18 3. Between law, morality and bioethical issues The previous paragraphs have analysed the legal basis which the ECtHR has relied upon when dealing with questions regarding abortion and MAP. On the other hand, these issues imply profound moral and philosophical considerations concerning the beginning of life. These different positions are contextualised in an intense debate concerning bioethical 33 issues and are reflected in the different national legislation of the Member States of the CoE. For this reason, it is useful to try to understand the rationale which divides some states, while unifying others, in choices pertaining to the reproductive field. Early forms of ethical thinking related to health are traced back to antiquity 34 , while the modern/contemporary discipline has emerged during the 1970s, due to the technological improvements in the medical practice 35 . In this period issues concerning law and bioethics were raised. The relationship between these two disciplines is complex, since legal decisions concerning bioethics issues have to deal with the moral relativism of a given society. Therefore, in this framework bioethics has the twofold goal of detecting the profound reasons that guide moral beliefs and that of trying to build a consensus in highly differentiated societies governed by plural views in the field of morality. Thus, bioethics can be considered the "bridge" which links moral/philosophical stances and the norms that regulate the practices in this field 36 . The following paragraphs will analyse the principal moral stances which have guided European states in the regulation of matters concerning respectively the voluntary termination of pregnancy and the MAP. 33 Bioethics concerns the moral dilemmas stemming from the advances in medicine and scientific research. Indeed, the term bio, meaning life, combined with ethics tries to determine the "right" or "wrong" moral conduct with regard to life and death issues. This dissertation will not concentrate on the so-called death issues (euthanasia), but only on the beginning-of-life issues. 34 The first forms of ethical thinking are dated back to the Hippocrates "oath" (V-III century BCE), whose main principle was "First, do no harm". After the arrival of Christianity, the oath was modified in order to adapt it to the principles promoted by the Christian faith, such as compassion and charity. The first modern forms of ethical thinking arose during the Enlightenment period and the secularization process. For a deeper description of the history of the ethical thinking see: Freeman Michael, Law and Bioethics: Constructing the Inter-Discipline, in Freeman Michael (ed.), Law and Bioethics: Current Legal Issues, 2008, Vol. 11, pp. 1- 11. 35 Nowadays the influence of the past is still vivid and physicians operating in the bioethical field should respect the maxim "priumum non nocere". See Brownsword Roger, Bioethics: Bridging from Morality to Law?, in Freeman Michael (ed.), Law and Bioethics: Current Legal Issues, 2008, Vol. 11, p. 14. 36 In Brownsword's wording, there are a "number of competing master criteria of rightness". The author in his discussion endorses the conclusions presented in the Nuffield Council on Bioethics' report: "Critical Care Decisions in Fetal and Neonatal Medicine: Ethical Issues". Ibid. pp. 13-15.

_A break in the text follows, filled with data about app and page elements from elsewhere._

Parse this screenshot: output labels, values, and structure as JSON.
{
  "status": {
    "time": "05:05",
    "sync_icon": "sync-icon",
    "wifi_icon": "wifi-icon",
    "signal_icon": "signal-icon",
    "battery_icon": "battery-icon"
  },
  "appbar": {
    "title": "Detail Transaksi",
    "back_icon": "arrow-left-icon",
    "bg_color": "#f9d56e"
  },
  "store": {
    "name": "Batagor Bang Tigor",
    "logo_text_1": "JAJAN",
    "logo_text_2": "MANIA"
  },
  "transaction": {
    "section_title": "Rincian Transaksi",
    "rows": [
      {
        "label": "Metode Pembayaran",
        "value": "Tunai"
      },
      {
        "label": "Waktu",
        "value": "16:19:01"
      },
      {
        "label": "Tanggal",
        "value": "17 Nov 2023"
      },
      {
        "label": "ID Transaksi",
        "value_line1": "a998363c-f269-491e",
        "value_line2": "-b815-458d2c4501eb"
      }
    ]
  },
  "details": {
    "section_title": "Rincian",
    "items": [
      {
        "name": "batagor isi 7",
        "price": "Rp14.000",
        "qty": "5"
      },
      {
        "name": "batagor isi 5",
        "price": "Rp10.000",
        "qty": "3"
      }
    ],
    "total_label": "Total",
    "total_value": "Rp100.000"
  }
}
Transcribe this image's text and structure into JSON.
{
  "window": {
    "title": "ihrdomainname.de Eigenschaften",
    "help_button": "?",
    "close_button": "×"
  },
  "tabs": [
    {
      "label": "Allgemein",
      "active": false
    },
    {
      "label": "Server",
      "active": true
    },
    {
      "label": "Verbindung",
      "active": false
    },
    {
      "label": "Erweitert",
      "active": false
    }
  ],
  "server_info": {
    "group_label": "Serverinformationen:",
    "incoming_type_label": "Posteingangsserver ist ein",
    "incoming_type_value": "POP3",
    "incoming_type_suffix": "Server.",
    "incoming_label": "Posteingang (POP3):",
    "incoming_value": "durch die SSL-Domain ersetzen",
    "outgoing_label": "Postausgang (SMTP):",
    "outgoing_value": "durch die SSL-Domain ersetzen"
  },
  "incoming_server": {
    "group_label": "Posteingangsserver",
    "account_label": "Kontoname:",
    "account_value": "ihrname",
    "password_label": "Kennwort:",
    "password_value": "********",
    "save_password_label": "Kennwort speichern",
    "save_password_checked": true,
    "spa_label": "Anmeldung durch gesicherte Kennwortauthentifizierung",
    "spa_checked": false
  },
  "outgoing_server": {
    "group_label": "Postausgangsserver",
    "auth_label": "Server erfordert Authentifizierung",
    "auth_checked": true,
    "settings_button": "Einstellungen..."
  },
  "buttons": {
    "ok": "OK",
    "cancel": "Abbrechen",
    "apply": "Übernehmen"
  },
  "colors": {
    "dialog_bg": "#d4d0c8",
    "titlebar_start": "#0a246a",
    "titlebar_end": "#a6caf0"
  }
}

Laurea liv.II (specialistica)

Facoltà: Scienze Politiche

Autore: Erisa Taraj Contatta »

Composta da 139 pagine.


Questa tesi ha raggiunto 17 click dal 19/07/2016.

Disponibile in PDF, la consultazione è esclusivamente in formato digitale.